"Usually, one miss out of 25,000 would be acceptable for government or for business, or for almost any organization," Wall said on CTV earlier this month. "I don't know that it is in this instance."

Still, this is Canada. Unlike some of the governors south of the border, Wall said he had no intention of trying to block the refugees from his province.

Copyright 2015 NPR. To see more, visit http://www.npr.org/.

Transcript

SCOTT SIMON, HOST:

Members of Congress and a number of governors have said they oppose the resettlement of Syrian refugees in the United States. And they oppose President Obama's plan to welcome 10,000 Syrians. In Canada, the newly elected liberal government is pushing ahead with a plan to let in 25,000 Syrians by the end of the year. NPR's Martin Kaste crossed the border to find out why the politics of refugees may look so different there.

MARTIN KASTE, BYLINE: Mohammed Alsaleh is a 26-year-old who came to Canada a year ago, after he was tortured by the Assad regime in Syria. Now he sits in a Vancouver Starbucks, dressed in blue scrubs. He just came from his nurses aide training nearby. And he recalls the shock he felt when he arrived in this peaceful, rainy city.

MOHAMMED ALSALEH: I was, like, saying to myself, what did I do (laughter)?

KASTE: He didn't know a single person in all of Canada. And he wondered how he'd survive here so alone.

ALSALEH: But that changed the next day. The Canadians, I can tell you, are - they are the most friendly population in the whole Earth.

KASTE: Canada is generous with its refugees. They get free medical care, subsidized language classes, stipends. And when they arrive in Vancouver, their first stop after the airport is here in the welcome center. It's a lobby in a special hospital for refugees right downtown. At this moment, there's just one young family of Syrians sitting here, surrounded by suitcases, looking dazed. But very soon, this room is going to get a lot more crowded.

CHRIS FRIESEN: We're talking about 25,000 refugees coming to Canada in a matter of weeks.

KASTE: Chris Friesen is with the Immigration Services Society of British Columbia. His organization alone will go from processing about 900 refugees a year to maybe 3,000 just in the next six weeks. He's scrambling to find places for all those people to sleep.

FRIESEN: We've developed, you know, it's sort of like the Airbnb on steroids, OK? We're doing a housing registry for refugees.
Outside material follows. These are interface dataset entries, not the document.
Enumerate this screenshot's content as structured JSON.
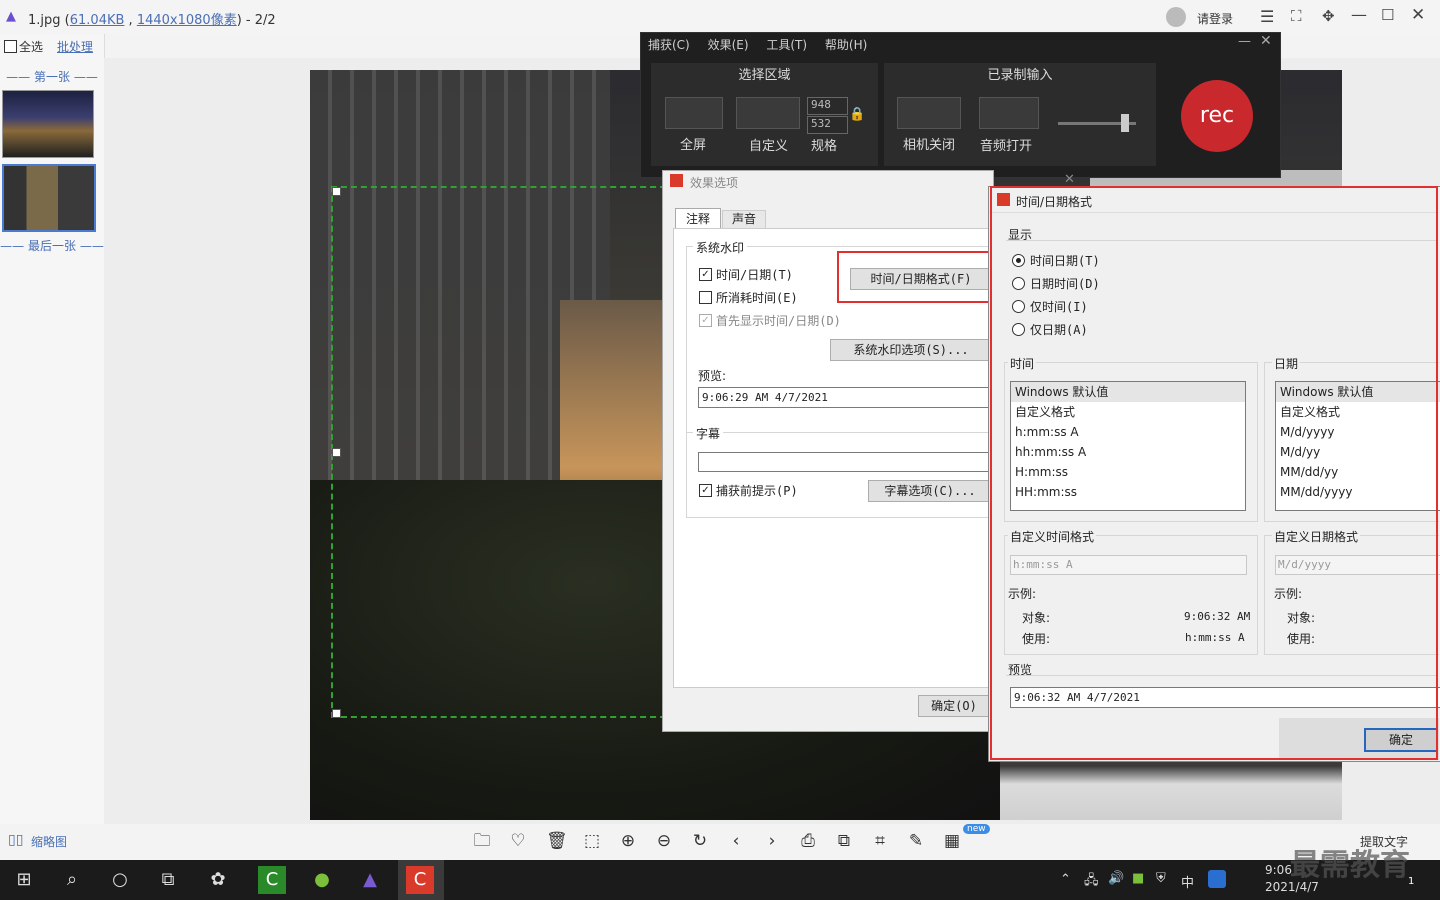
{
  "viewer": {
    "filename": "1.jpg",
    "size": "61.04KB",
    "dimensions": "1440x1080像素",
    "counter": "- 2/2",
    "login": "请登录",
    "select_all": "全选",
    "batch": "批处理",
    "first": "第一张",
    "last": "最后一张",
    "thumbnail_label": "缩略图",
    "extract_text": "提取文字",
    "new_badge": "new"
  },
  "recorder": {
    "menu": [
      "捕获(C)",
      "效果(E)",
      "工具(T)",
      "帮助(H)"
    ],
    "group_select": "选择区域",
    "group_input": "已录制输入",
    "fullscreen": "全屏",
    "custom": "自定义",
    "spec": "规格",
    "width": "948",
    "height": "532",
    "camera": "相机关闭",
    "audio": "音频打开",
    "rec": "rec"
  },
  "effects": {
    "title": "效果选项",
    "tab_note": "注释",
    "tab_sound": "声音",
    "group_watermark": "系统水印",
    "cb_time": "时间/日期(T)",
    "cb_elapsed": "所消耗时间(E)",
    "cb_first": "首先显示时间/日期(D)",
    "btn_timefmt": "时间/日期格式(F)",
    "btn_wm_options": "系统水印选项(S)...",
    "preview_label": "预览:",
    "preview_value": "9:06:29 AM 4/7/2021",
    "group_caption": "字幕",
    "cb_prompt": "捕获前提示(P)",
    "btn_caption_options": "字幕选项(C)...",
    "ok": "确定(O)"
  },
  "timefmt": {
    "title": "时间/日期格式",
    "group_display": "显示",
    "radios": [
      "时间日期(T)",
      "日期时间(D)",
      "仅时间(I)",
      "仅日期(A)"
    ],
    "group_time": "时间",
    "group_date": "日期",
    "time_list": [
      "Windows 默认值",
      "自定义格式",
      "h:mm:ss A",
      "hh:mm:ss A",
      "H:mm:ss",
      "HH:mm:ss"
    ],
    "date_list": [
      "Windows 默认值",
      "自定义格式",
      "M/d/yyyy",
      "M/d/yy",
      "MM/dd/yy",
      "MM/dd/yyyy"
    ],
    "custom_time": "自定义时间格式",
    "custom_date": "自定义日期格式",
    "custom_time_value": "h:mm:ss A",
    "custom_date_value": "M/d/yyyy",
    "example": "示例:",
    "object": "对象:",
    "use": "使用:",
    "object_time": "9:06:32 AM",
    "use_time": "h:mm:ss A",
    "preview_label": "预览",
    "preview_value": "9:06:32 AM 4/7/2021",
    "ok": "确定"
  },
  "taskbar": {
    "clock_time": "9:06",
    "clock_date": "2021/4/7",
    "ime": "中",
    "watermark": "最需教育",
    "notif_count": "1"
  },
  "colors": {
    "accent_red": "#e23030",
    "rec_red": "#c9282d",
    "selection_green": "#2ea42e"
  }
}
KASTE: And the offers are streaming in - spare rooms, basement suites. One real estate developer has offered free apartments.
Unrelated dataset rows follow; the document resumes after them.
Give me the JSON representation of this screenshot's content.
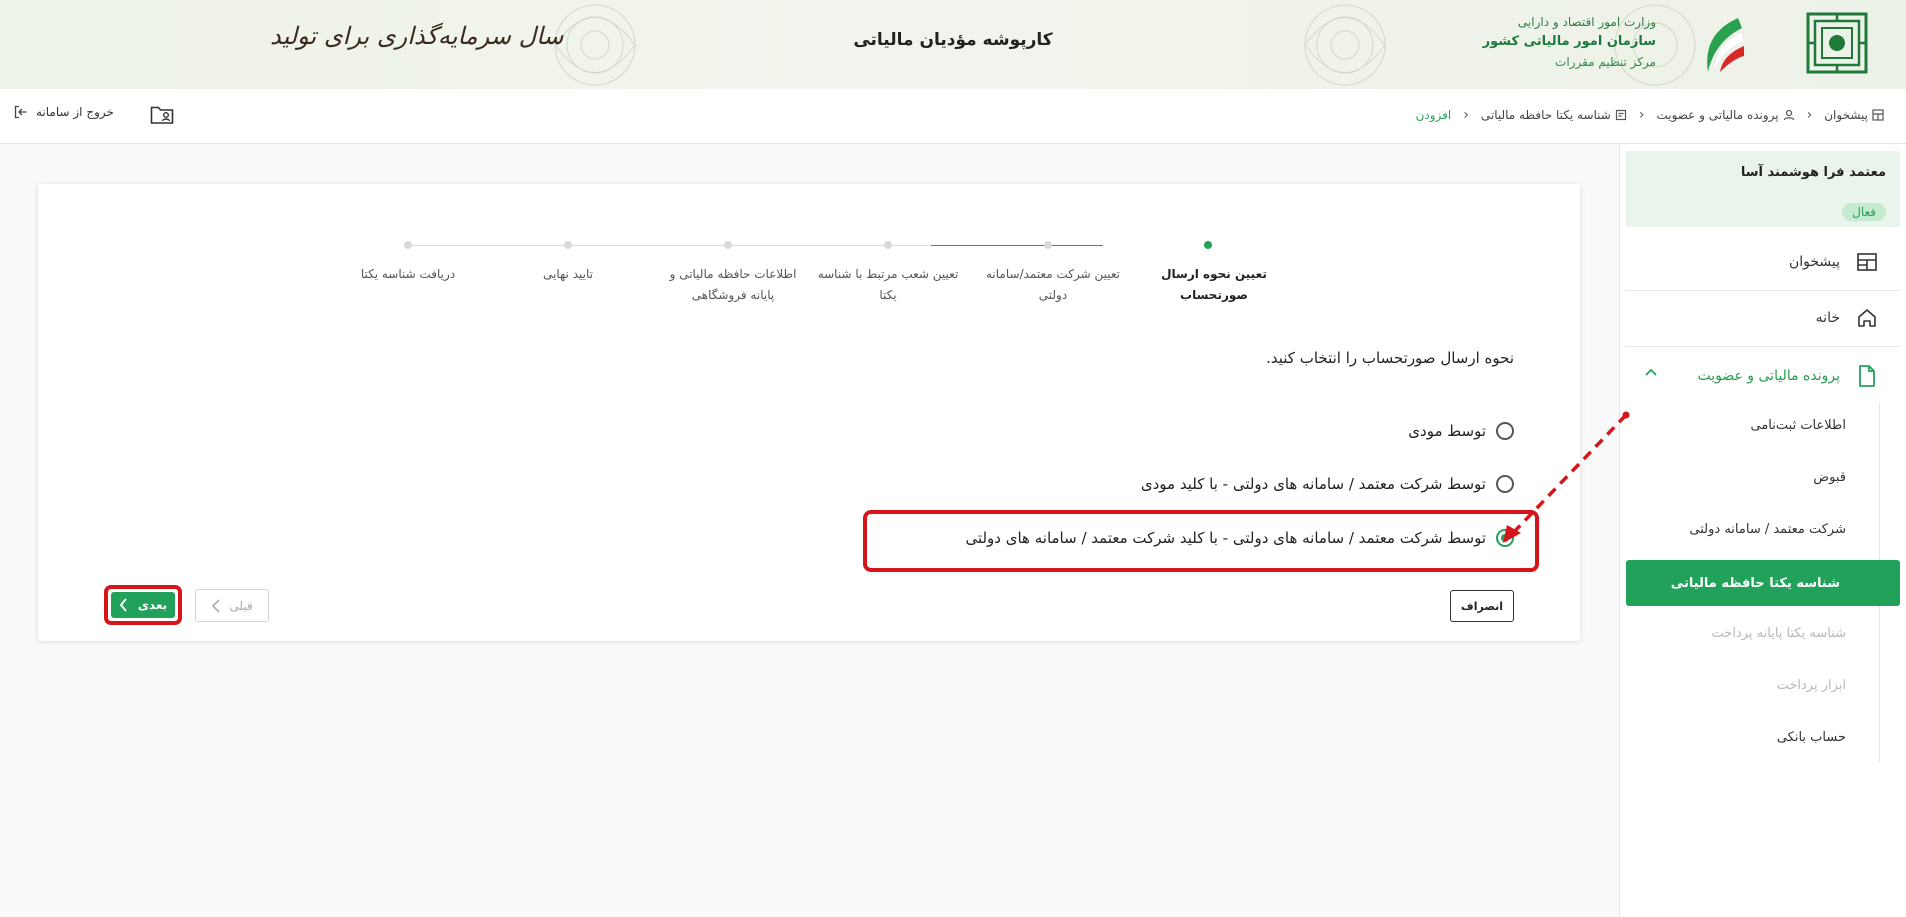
{
  "header": {
    "title": "کارپوشه مؤدیان مالیاتی",
    "slogan": "سال سرمایه‌گذاری برای تولید",
    "org_line1": "وزارت امور اقتصاد و دارایی",
    "org_line2": "سازمان امور مالیاتی کشور",
    "org_line3": "مرکز تنظیم مقررات"
  },
  "topbar": {
    "breadcrumb": [
      "پیشخوان",
      "پرونده مالیاتی و عضویت",
      "شناسه یکتا حافظه مالیاتی",
      "افزودن"
    ],
    "logout_label": "خروج از سامانه"
  },
  "sidebar": {
    "user_name": "معتمد فرا هوشمند آسا",
    "status_badge": "فعال",
    "items": [
      {
        "label": "پیشخوان",
        "icon": "dashboard-icon"
      },
      {
        "label": "خانه",
        "icon": "home-icon"
      },
      {
        "label": "پرونده مالیاتی و عضویت",
        "icon": "document-icon"
      }
    ],
    "sub_items": [
      {
        "label": "اطلاعات ثبت‌نامی",
        "state": "normal"
      },
      {
        "label": "قبوض",
        "state": "normal"
      },
      {
        "label": "شرکت معتمد / سامانه دولتی",
        "state": "normal"
      },
      {
        "label": "شناسه یکتا حافظه مالیاتی",
        "state": "active"
      },
      {
        "label": "شناسه یکتا پایانه پرداخت",
        "state": "disabled"
      },
      {
        "label": "ابزار پرداخت",
        "state": "disabled"
      },
      {
        "label": "حساب بانکی",
        "state": "normal"
      }
    ]
  },
  "stepper": {
    "steps": [
      {
        "line1": "تعیین نحوه ارسال",
        "line2": "صورتحساب",
        "state": "active"
      },
      {
        "line1": "تعیین شرکت معتمد/سامانه",
        "line2": "دولتی",
        "state": "pending"
      },
      {
        "line1": "تعیین شعب مرتبط با شناسه",
        "line2": "یکتا",
        "state": "pending"
      },
      {
        "line1": "اطلاعات حافظه مالیاتی و",
        "line2": "پایانه فروشگاهی",
        "state": "pending"
      },
      {
        "line1": "تایید نهایی",
        "line2": "",
        "state": "pending"
      },
      {
        "line1": "دریافت شناسه یکتا",
        "line2": "",
        "state": "pending"
      }
    ]
  },
  "form": {
    "question": "نحوه ارسال صورتحساب را انتخاب کنید.",
    "options": [
      {
        "label": "توسط مودی",
        "checked": false
      },
      {
        "label": "توسط شرکت معتمد / سامانه های دولتی - با کلید مودی",
        "checked": false
      },
      {
        "label": "توسط شرکت معتمد / سامانه های دولتی - با کلید شرکت معتمد / سامانه های دولتی",
        "checked": true
      }
    ],
    "cancel_label": "انصراف",
    "prev_label": "قبلی",
    "next_label": "بعدی"
  },
  "colors": {
    "accent": "#22a15a",
    "highlight": "#d6151b"
  }
}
FRIESEN: You know, I've got a lot of self-imposed bruises because I'm pinching myself here. After 10 years of negative discourse on refugees, suddenly they've become sexy. Everybody wants a refugee.
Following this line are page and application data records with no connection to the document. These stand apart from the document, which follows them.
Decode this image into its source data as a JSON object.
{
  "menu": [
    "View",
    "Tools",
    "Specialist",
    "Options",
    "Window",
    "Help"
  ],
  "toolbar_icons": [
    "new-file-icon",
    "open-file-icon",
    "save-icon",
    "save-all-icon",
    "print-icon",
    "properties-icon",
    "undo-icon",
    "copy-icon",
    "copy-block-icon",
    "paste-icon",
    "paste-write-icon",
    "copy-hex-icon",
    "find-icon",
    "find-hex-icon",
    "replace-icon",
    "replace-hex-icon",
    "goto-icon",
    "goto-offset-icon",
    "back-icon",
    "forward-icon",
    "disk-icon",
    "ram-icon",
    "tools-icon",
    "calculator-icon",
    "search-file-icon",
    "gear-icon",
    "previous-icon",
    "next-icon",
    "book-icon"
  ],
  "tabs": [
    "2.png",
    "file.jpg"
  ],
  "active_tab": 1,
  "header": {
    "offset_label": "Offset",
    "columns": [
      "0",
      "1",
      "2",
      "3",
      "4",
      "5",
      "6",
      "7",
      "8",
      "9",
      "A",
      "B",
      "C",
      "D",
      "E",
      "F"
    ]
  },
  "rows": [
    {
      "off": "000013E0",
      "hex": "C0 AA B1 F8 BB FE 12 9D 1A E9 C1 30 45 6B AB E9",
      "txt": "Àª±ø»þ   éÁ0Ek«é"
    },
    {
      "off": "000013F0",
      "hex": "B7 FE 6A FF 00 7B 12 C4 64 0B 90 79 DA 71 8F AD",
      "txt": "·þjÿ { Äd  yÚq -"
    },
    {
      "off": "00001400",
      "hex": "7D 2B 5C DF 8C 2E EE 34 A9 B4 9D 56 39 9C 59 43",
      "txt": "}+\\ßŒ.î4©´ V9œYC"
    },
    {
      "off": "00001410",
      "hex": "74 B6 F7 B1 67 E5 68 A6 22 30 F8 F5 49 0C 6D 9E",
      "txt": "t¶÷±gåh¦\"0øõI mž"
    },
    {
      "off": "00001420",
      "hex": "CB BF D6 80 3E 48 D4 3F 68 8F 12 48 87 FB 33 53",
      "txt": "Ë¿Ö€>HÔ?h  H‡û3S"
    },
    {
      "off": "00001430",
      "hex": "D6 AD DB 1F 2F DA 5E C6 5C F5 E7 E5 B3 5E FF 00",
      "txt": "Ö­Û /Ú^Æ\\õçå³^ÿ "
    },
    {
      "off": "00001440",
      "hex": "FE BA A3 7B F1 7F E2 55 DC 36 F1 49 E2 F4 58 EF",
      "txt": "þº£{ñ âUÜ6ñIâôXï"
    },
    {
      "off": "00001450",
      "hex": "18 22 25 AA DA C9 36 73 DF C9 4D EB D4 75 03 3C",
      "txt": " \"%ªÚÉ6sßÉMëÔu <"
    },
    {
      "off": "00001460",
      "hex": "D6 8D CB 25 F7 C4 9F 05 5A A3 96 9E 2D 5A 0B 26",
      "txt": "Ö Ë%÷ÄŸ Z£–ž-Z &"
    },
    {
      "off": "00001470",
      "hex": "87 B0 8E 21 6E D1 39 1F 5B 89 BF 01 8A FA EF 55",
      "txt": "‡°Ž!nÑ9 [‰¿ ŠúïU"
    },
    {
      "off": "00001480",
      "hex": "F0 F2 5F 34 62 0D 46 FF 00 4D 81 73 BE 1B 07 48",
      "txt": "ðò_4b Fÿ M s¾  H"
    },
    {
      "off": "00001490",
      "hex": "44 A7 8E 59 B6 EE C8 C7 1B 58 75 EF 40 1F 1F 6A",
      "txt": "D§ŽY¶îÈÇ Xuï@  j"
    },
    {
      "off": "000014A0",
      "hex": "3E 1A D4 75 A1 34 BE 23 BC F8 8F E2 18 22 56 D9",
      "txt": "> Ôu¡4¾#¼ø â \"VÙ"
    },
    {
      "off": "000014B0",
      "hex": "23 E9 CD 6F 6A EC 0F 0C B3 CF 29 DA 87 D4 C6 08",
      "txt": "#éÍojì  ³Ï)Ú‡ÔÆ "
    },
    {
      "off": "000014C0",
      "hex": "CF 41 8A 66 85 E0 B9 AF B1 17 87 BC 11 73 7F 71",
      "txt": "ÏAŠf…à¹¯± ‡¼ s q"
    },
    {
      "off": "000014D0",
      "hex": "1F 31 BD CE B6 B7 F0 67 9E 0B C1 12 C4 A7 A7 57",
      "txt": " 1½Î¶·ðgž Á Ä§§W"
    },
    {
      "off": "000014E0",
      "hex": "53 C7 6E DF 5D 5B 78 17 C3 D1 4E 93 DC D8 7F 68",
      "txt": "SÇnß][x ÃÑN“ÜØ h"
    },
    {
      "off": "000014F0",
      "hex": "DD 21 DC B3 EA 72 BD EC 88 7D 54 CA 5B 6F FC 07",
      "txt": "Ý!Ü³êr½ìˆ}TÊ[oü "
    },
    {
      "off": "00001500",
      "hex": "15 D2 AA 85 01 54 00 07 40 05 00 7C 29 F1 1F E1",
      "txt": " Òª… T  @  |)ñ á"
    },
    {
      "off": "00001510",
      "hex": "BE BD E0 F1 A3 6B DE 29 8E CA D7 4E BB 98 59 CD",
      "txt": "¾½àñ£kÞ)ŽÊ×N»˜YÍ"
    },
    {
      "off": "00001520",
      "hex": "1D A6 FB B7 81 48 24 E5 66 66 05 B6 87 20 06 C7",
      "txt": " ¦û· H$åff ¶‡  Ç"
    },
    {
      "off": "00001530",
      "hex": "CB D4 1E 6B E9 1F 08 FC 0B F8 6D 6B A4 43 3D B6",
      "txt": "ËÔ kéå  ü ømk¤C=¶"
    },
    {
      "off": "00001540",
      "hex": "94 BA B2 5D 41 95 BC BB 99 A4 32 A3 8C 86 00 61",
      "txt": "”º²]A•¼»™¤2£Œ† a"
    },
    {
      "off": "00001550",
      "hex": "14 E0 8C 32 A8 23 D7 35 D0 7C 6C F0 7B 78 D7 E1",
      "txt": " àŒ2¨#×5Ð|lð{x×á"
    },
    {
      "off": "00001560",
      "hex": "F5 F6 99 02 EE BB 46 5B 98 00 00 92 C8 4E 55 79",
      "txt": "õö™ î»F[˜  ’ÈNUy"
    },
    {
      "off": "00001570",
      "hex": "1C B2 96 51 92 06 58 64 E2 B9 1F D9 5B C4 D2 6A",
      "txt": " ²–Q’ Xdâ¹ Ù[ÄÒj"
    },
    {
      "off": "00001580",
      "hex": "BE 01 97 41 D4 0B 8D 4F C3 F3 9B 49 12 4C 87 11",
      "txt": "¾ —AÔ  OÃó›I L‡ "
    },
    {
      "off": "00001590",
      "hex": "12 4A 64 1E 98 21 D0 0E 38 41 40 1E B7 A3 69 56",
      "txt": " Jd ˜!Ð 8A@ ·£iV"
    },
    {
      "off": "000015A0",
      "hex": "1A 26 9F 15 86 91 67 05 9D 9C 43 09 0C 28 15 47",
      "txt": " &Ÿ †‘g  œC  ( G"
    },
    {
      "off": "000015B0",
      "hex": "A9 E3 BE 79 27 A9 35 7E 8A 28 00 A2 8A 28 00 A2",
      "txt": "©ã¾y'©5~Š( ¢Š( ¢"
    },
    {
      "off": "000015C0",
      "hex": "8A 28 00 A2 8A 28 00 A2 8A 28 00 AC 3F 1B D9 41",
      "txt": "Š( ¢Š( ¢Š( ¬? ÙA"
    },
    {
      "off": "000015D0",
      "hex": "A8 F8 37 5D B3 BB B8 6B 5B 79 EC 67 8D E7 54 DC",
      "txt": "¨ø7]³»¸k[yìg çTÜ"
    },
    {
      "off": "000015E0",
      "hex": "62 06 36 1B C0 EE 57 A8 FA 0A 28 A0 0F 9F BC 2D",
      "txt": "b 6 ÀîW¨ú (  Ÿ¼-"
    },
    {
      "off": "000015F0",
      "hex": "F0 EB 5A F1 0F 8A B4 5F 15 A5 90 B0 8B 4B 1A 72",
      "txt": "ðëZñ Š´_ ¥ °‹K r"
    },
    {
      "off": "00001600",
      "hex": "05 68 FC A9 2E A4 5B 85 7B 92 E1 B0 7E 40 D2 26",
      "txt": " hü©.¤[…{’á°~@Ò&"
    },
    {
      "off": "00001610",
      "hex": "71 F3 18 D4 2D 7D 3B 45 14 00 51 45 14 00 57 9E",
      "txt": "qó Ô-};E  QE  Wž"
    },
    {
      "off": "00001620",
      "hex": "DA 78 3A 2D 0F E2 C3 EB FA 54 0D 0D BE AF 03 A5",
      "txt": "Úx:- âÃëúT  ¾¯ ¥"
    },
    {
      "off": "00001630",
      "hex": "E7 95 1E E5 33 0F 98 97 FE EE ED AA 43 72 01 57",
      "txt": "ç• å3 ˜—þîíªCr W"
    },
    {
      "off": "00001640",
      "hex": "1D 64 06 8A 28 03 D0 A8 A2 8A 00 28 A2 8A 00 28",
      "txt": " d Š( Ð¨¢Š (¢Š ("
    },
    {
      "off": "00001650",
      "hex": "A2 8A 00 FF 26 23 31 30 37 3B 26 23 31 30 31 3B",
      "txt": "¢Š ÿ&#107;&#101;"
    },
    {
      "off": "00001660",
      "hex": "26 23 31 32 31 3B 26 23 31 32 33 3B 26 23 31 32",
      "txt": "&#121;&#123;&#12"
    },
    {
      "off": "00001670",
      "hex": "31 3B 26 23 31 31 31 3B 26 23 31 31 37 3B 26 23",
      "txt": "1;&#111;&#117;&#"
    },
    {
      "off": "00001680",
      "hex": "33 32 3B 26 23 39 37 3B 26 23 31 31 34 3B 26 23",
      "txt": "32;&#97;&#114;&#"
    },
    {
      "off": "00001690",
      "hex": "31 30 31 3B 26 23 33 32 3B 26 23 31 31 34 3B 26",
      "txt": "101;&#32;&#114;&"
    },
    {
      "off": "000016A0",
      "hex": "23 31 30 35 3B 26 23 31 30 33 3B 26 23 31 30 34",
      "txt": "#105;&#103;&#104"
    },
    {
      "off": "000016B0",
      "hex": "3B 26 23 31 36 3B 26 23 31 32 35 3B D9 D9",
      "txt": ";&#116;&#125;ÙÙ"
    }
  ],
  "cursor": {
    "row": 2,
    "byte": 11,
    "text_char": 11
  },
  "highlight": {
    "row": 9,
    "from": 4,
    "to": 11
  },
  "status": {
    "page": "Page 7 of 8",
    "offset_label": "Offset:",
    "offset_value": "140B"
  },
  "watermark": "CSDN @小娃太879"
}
KASTE: So what's the difference between Canada and the U.S.? Well, one big factor is that they've already had their election before the attacks in Paris. During the fall campaign, refugees got a lot of sympathy, in part because of that famous photo of the little boy who drowned on his way to Europe. It turned out that his family had applied to come to Canada and had been denied. The boy's aunt lives in British Columbia. And Canadians saw her on television, weeping over his death.

(SOUNDBITE OF ARCHIVED RECORDING)

TIMA KURDI: And then when he look in his left arm, with the older boy, Ghalib, he was already dead.

KASTE: The Liberal Party's Justin Trudeau promised to bring in 25,000 Syrians by the end of the year. And now that he's become prime minister, he says he's sticking with that plan, though his government has yet to release the details of how that'll work. And there are some rumblings that the deadline will slip. And Paris has had an effect on the public. One newspaper poll this week showed a majority of Canadians now oppose fast-track resettlement. Brad Wall, the premier of Saskatchewan, raised the possibility that rushing things could let a terrorist slip in.

(SOUNDBITE OF ARCHIVED RECORDING)

BRAD WALL: Usually one miss out of 25,000 would be acceptable for government or for business or for almost any organization. I don't know that it is in this instance.

KASTE: Still, this is Canada. And unlike some of the governors south of the border, Wall said he had no intention of trying to block the refugees from coming to his province. Martin Kaste, NPR News, Vancouver. Transcript provided by NPR, Copyright NPR.